Listed records Start Marker

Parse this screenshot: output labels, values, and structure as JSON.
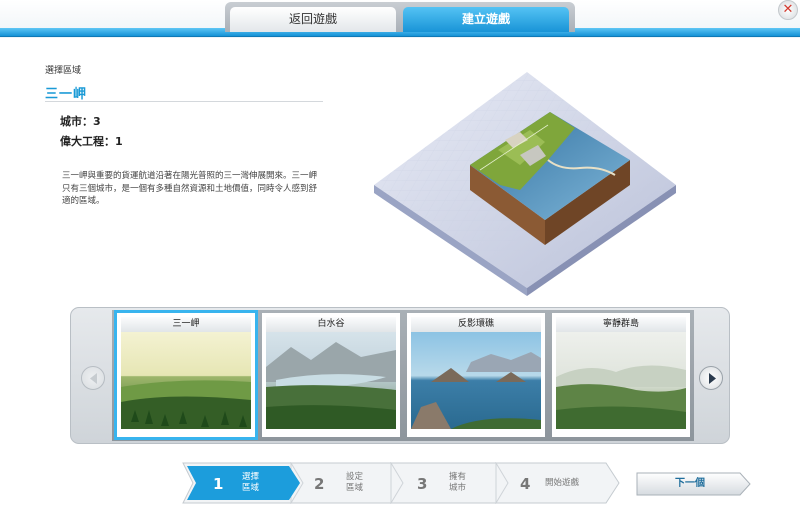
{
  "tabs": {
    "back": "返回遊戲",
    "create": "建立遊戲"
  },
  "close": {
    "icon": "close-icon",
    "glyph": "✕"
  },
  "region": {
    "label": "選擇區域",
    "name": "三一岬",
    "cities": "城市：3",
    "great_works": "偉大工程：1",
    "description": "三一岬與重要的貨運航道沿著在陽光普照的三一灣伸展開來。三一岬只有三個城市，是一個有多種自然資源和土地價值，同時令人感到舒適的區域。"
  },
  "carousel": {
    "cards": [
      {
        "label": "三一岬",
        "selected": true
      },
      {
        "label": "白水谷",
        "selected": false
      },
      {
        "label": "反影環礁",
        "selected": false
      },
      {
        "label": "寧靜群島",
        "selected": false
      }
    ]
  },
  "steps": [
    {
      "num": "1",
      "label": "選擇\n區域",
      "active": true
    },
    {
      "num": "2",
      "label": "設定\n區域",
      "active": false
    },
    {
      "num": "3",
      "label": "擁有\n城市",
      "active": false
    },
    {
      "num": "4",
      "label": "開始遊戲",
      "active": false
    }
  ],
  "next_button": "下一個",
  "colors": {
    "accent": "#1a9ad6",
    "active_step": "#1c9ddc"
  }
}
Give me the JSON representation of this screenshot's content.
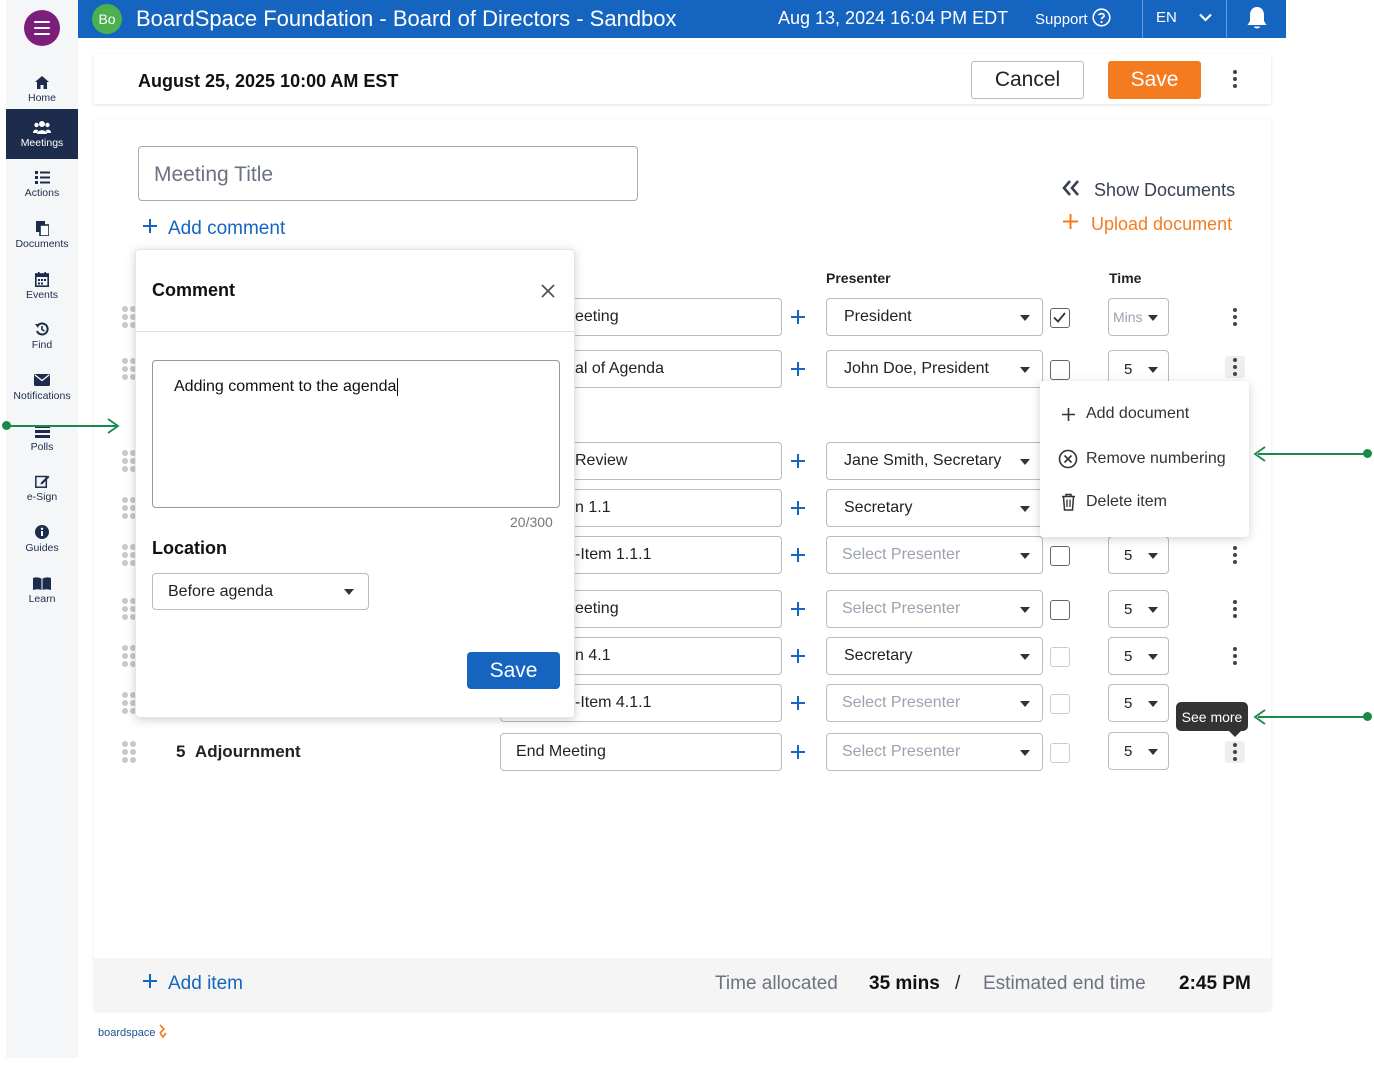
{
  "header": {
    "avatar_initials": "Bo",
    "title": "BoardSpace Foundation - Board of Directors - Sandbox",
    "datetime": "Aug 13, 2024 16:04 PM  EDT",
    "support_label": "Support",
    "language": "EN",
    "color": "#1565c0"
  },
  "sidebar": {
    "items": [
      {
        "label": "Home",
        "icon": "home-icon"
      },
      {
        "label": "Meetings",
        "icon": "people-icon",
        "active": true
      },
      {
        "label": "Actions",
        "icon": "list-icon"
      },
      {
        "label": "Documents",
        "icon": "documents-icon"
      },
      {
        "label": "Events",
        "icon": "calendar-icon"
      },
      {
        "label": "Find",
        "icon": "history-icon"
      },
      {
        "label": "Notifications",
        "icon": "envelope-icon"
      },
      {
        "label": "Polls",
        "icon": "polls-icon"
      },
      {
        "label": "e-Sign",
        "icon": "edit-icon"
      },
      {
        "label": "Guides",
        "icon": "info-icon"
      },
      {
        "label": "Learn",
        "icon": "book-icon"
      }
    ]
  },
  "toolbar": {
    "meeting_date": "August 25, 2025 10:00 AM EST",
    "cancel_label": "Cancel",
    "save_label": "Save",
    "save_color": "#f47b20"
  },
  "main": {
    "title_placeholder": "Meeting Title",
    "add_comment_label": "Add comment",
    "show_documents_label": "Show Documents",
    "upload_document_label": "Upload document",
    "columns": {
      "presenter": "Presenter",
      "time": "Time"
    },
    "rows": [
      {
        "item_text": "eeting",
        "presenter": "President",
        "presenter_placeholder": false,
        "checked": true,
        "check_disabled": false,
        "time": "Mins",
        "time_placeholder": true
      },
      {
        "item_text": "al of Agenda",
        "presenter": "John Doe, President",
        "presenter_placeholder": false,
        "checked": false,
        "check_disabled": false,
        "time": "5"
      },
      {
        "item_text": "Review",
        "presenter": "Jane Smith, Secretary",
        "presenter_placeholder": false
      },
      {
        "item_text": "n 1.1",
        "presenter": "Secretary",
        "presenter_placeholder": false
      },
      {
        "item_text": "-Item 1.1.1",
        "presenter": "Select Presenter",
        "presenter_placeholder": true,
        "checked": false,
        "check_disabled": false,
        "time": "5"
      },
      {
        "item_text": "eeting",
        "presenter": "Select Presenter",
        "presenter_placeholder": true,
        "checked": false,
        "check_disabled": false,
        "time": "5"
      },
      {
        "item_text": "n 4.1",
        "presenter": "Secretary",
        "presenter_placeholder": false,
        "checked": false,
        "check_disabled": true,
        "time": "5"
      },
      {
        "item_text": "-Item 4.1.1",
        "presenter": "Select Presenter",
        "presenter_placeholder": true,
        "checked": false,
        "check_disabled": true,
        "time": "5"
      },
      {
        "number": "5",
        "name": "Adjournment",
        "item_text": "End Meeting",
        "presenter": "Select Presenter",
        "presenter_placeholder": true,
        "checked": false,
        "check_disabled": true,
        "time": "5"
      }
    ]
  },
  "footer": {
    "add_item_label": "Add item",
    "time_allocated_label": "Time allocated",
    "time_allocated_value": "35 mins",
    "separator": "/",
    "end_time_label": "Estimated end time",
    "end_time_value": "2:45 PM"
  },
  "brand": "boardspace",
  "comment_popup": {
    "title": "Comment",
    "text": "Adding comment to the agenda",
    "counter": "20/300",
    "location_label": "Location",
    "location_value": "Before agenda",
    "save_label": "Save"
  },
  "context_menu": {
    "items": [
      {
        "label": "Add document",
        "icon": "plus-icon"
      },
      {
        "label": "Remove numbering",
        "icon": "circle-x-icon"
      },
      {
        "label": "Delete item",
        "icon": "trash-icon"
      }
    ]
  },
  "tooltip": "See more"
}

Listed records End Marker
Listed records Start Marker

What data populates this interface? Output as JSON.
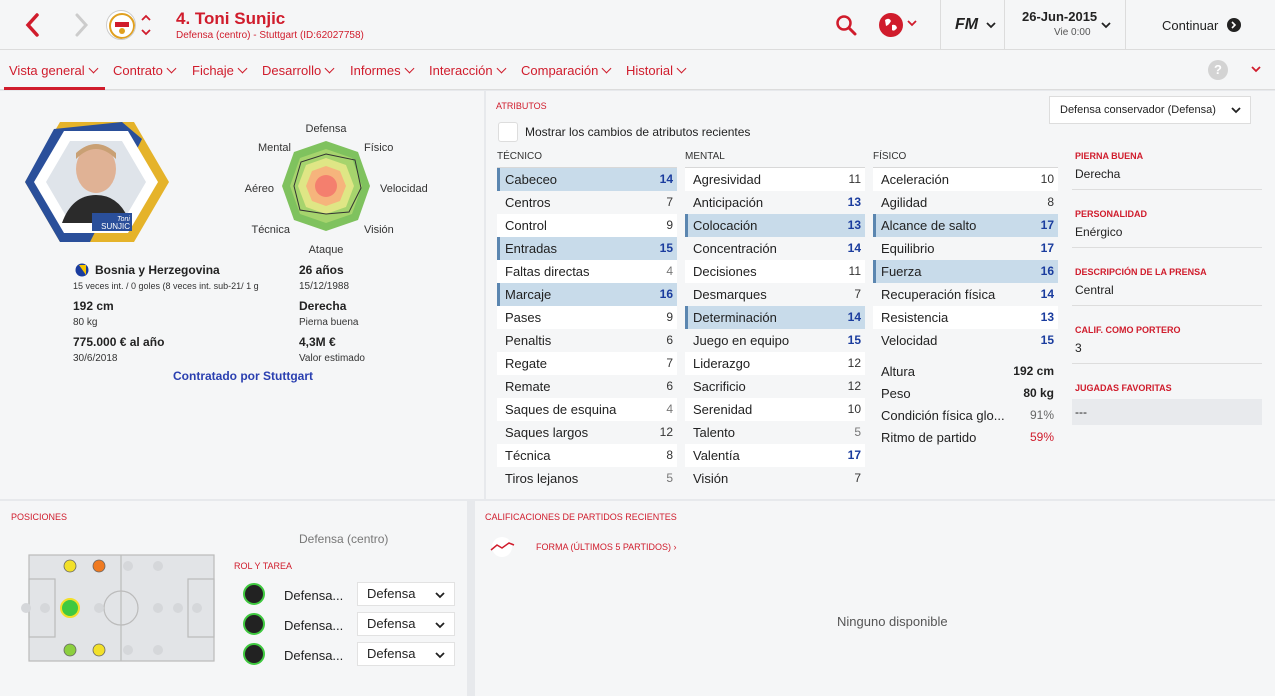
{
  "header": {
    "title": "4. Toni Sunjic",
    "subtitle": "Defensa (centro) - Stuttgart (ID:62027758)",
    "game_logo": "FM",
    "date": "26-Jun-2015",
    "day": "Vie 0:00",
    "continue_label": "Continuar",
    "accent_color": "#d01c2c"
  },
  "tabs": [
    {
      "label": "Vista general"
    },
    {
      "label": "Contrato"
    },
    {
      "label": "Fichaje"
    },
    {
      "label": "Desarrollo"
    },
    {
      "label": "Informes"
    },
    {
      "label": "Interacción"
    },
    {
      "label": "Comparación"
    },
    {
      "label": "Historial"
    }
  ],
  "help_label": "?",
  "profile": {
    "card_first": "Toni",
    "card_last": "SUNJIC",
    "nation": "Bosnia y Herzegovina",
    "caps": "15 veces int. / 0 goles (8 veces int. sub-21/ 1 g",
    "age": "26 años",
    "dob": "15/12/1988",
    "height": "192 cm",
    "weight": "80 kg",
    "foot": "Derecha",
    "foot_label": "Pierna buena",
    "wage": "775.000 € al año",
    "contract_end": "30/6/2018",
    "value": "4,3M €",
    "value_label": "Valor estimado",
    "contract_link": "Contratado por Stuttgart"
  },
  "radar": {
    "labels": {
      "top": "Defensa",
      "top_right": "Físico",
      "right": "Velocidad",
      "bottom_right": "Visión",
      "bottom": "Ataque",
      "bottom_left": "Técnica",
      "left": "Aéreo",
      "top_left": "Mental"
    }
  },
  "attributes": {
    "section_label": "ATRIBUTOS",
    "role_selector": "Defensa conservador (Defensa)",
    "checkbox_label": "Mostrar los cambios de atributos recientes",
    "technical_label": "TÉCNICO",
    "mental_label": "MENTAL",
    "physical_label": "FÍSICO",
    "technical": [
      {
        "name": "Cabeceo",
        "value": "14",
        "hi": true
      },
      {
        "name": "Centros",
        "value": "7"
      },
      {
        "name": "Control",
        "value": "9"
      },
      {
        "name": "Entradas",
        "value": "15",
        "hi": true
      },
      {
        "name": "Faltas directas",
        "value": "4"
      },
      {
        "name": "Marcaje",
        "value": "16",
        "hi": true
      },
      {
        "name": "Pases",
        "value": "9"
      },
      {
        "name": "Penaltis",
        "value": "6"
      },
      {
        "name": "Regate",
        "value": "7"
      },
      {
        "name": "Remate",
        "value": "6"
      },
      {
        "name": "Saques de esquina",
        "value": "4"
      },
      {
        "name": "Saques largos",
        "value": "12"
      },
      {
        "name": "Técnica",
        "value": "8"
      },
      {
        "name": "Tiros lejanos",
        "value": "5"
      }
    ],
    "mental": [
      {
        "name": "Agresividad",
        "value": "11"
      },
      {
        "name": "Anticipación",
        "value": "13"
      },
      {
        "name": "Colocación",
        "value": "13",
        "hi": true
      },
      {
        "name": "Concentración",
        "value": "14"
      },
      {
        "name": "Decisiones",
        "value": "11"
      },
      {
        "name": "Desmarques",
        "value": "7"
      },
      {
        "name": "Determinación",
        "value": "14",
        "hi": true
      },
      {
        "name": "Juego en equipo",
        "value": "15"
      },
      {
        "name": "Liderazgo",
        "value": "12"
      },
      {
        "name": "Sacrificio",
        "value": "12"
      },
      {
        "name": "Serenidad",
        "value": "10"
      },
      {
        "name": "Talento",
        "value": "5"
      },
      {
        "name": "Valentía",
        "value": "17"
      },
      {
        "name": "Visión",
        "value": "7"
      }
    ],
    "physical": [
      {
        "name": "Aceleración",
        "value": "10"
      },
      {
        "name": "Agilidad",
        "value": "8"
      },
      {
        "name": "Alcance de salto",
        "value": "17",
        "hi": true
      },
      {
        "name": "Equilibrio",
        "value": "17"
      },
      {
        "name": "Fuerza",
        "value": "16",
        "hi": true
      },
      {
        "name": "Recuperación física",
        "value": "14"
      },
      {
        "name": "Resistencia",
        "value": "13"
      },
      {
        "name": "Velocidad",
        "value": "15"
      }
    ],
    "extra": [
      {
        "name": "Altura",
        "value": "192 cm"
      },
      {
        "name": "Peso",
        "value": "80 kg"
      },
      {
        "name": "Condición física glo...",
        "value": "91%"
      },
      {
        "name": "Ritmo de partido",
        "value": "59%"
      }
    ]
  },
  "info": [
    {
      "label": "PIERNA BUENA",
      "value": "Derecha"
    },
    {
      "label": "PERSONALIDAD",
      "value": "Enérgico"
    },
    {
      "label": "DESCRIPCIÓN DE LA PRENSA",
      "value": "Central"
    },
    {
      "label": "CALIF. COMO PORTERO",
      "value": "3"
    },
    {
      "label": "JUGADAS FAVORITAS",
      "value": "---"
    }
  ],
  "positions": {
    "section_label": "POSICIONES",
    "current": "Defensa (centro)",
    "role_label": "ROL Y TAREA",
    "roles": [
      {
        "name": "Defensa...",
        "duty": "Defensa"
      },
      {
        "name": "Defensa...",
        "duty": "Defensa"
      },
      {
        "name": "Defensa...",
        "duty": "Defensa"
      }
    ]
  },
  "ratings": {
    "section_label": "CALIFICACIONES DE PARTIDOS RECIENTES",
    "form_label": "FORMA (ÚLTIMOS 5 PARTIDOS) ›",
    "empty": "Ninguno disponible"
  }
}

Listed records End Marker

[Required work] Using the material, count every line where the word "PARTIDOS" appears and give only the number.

[Task result] 2